[Data about app and page elements]
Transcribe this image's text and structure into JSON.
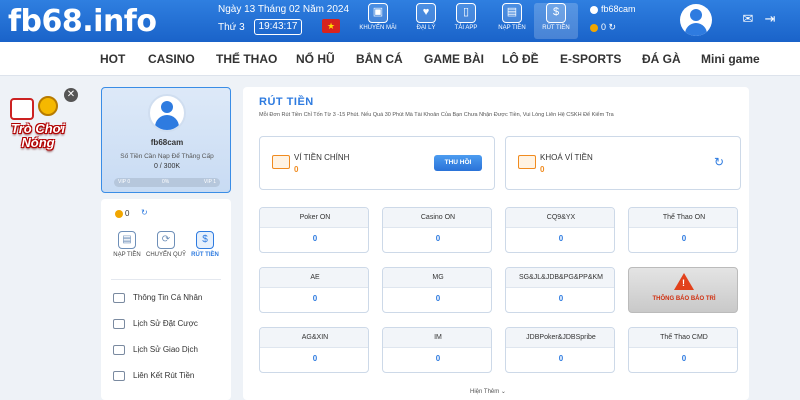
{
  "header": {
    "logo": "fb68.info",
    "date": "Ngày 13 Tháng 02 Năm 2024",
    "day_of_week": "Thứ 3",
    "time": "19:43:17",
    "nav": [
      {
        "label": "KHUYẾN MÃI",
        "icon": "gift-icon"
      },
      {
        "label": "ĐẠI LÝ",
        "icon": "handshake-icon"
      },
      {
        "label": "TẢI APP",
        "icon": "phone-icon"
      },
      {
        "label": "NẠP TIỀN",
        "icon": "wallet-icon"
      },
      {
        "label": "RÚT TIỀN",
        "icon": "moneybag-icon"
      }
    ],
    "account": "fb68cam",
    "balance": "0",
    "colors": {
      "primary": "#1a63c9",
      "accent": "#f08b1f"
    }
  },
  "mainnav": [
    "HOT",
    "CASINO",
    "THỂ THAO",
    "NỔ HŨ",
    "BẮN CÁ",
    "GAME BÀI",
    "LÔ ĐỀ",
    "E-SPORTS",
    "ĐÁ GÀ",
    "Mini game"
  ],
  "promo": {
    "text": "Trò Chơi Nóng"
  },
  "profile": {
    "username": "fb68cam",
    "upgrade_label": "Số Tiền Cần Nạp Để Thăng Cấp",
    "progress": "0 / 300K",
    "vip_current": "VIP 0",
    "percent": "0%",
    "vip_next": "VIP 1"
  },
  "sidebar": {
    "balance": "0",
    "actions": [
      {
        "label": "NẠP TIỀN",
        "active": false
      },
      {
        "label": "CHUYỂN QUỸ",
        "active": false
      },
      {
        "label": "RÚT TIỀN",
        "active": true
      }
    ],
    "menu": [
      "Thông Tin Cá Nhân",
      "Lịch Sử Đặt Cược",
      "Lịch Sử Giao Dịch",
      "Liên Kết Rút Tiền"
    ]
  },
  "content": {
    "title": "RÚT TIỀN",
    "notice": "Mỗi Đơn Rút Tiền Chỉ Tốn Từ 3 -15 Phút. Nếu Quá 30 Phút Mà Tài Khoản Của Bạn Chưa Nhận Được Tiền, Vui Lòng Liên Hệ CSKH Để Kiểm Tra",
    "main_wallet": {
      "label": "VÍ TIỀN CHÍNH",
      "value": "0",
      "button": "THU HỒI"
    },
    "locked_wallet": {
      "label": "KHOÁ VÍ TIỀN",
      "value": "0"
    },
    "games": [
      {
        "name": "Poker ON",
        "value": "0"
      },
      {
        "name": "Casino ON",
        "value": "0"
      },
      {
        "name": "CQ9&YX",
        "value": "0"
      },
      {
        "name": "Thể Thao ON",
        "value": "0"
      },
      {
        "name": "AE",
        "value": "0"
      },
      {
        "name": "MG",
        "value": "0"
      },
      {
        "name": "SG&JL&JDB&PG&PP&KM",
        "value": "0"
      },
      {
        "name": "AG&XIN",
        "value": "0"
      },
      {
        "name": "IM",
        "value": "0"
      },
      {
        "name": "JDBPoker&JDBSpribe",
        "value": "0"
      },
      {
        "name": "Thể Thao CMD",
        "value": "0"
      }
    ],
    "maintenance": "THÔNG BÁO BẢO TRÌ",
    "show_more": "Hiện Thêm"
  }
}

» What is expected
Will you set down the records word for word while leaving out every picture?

» Reply to the task
Transcribe this image's text and structure into JSON.
{
  "header": {
    "logo": "fb68.info",
    "date": "Ngày 13 Tháng 02 Năm 2024",
    "day_of_week": "Thứ 3",
    "time": "19:43:17",
    "nav": [
      {
        "label": "KHUYẾN MÃI",
        "icon": "gift-icon"
      },
      {
        "label": "ĐẠI LÝ",
        "icon": "handshake-icon"
      },
      {
        "label": "TẢI APP",
        "icon": "phone-icon"
      },
      {
        "label": "NẠP TIỀN",
        "icon": "wallet-icon"
      },
      {
        "label": "RÚT TIỀN",
        "icon": "moneybag-icon"
      }
    ],
    "account": "fb68cam",
    "balance": "0",
    "colors": {
      "primary": "#1a63c9",
      "accent": "#f08b1f"
    }
  },
  "mainnav": [
    "HOT",
    "CASINO",
    "THỂ THAO",
    "NỔ HŨ",
    "BẮN CÁ",
    "GAME BÀI",
    "LÔ ĐỀ",
    "E-SPORTS",
    "ĐÁ GÀ",
    "Mini game"
  ],
  "promo": {
    "text": "Trò Chơi Nóng"
  },
  "profile": {
    "username": "fb68cam",
    "upgrade_label": "Số Tiền Cần Nạp Để Thăng Cấp",
    "progress": "0 / 300K",
    "vip_current": "VIP 0",
    "percent": "0%",
    "vip_next": "VIP 1"
  },
  "sidebar": {
    "balance": "0",
    "actions": [
      {
        "label": "NẠP TIỀN",
        "active": false
      },
      {
        "label": "CHUYỂN QUỸ",
        "active": false
      },
      {
        "label": "RÚT TIỀN",
        "active": true
      }
    ],
    "menu": [
      "Thông Tin Cá Nhân",
      "Lịch Sử Đặt Cược",
      "Lịch Sử Giao Dịch",
      "Liên Kết Rút Tiền"
    ]
  },
  "content": {
    "title": "RÚT TIỀN",
    "notice": "Mỗi Đơn Rút Tiền Chỉ Tốn Từ 3 -15 Phút. Nếu Quá 30 Phút Mà Tài Khoản Của Bạn Chưa Nhận Được Tiền, Vui Lòng Liên Hệ CSKH Để Kiểm Tra",
    "main_wallet": {
      "label": "VÍ TIỀN CHÍNH",
      "value": "0",
      "button": "THU HỒI"
    },
    "locked_wallet": {
      "label": "KHOÁ VÍ TIỀN",
      "value": "0"
    },
    "games": [
      {
        "name": "Poker ON",
        "value": "0"
      },
      {
        "name": "Casino ON",
        "value": "0"
      },
      {
        "name": "CQ9&YX",
        "value": "0"
      },
      {
        "name": "Thể Thao ON",
        "value": "0"
      },
      {
        "name": "AE",
        "value": "0"
      },
      {
        "name": "MG",
        "value": "0"
      },
      {
        "name": "SG&JL&JDB&PG&PP&KM",
        "value": "0"
      },
      {
        "name": "AG&XIN",
        "value": "0"
      },
      {
        "name": "IM",
        "value": "0"
      },
      {
        "name": "JDBPoker&JDBSpribe",
        "value": "0"
      },
      {
        "name": "Thể Thao CMD",
        "value": "0"
      }
    ],
    "maintenance": "THÔNG BÁO BẢO TRÌ",
    "show_more": "Hiện Thêm"
  }
}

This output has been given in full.